Much of Murnane’s recent writing is essentially epistolary or exegetic in nature: letters to “beings from another world” or letters to us flesh-and-blood readers explaining his belief in that invisible world and what he sees there. The two are not mutually exclusive; the invisible world is the writer’s mind, and that private country is comprised of images. By asking us to believe in the reality of his narrators, Murnane’s professed goal, we are really being asked to believe in the abiding power of his images.
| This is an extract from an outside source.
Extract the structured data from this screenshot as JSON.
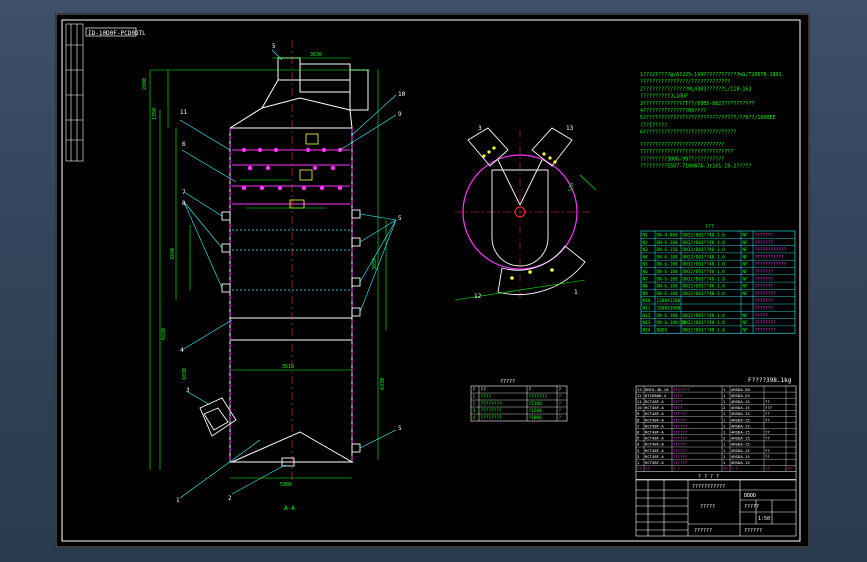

Despite its occasional navel-gazing, Lilacs provides many such worthy images, as well as a suitable introduction to Murnane’s singular method of rendering the invisible visible, both to himself and to his readers.

While reading this essay collection and preparing to write this review, my awareness of the way the images in my own mind are associated became heightened. References to the young Hungarian woman who drowned in a well brought to mind the corpse-like woman lying supine in a field of ragged sticks and leaves from Marcel Duchamp’s final work of art. Discerning readers, however, will have surmised that I left out one detail of Étant donnés. I noted the distant trees and the glittering waterfall in the background of the faintly-lit enclosure, but failed to mention how the room is illuminated. The corpse-like woman is not lying completely supine. Her left arm is raised and she is holding up a gas lamp. The dark enclosure with the two small holes bored into the ancient wooden door is a camera obscura. The image it must surely project has yet to be made visible.


Dan Shurley‘s criticism has appeared or is forthcoming in Bomb, Asymptote, Collagist, and elsewhere around the web. He is the author of the chapbook Collective Regeneration and Universal Love (Nomadic Press). He currently lives in Gainesville, Florida.

First published in 3:AM Magazine: Wednesday, March 4th, 2020.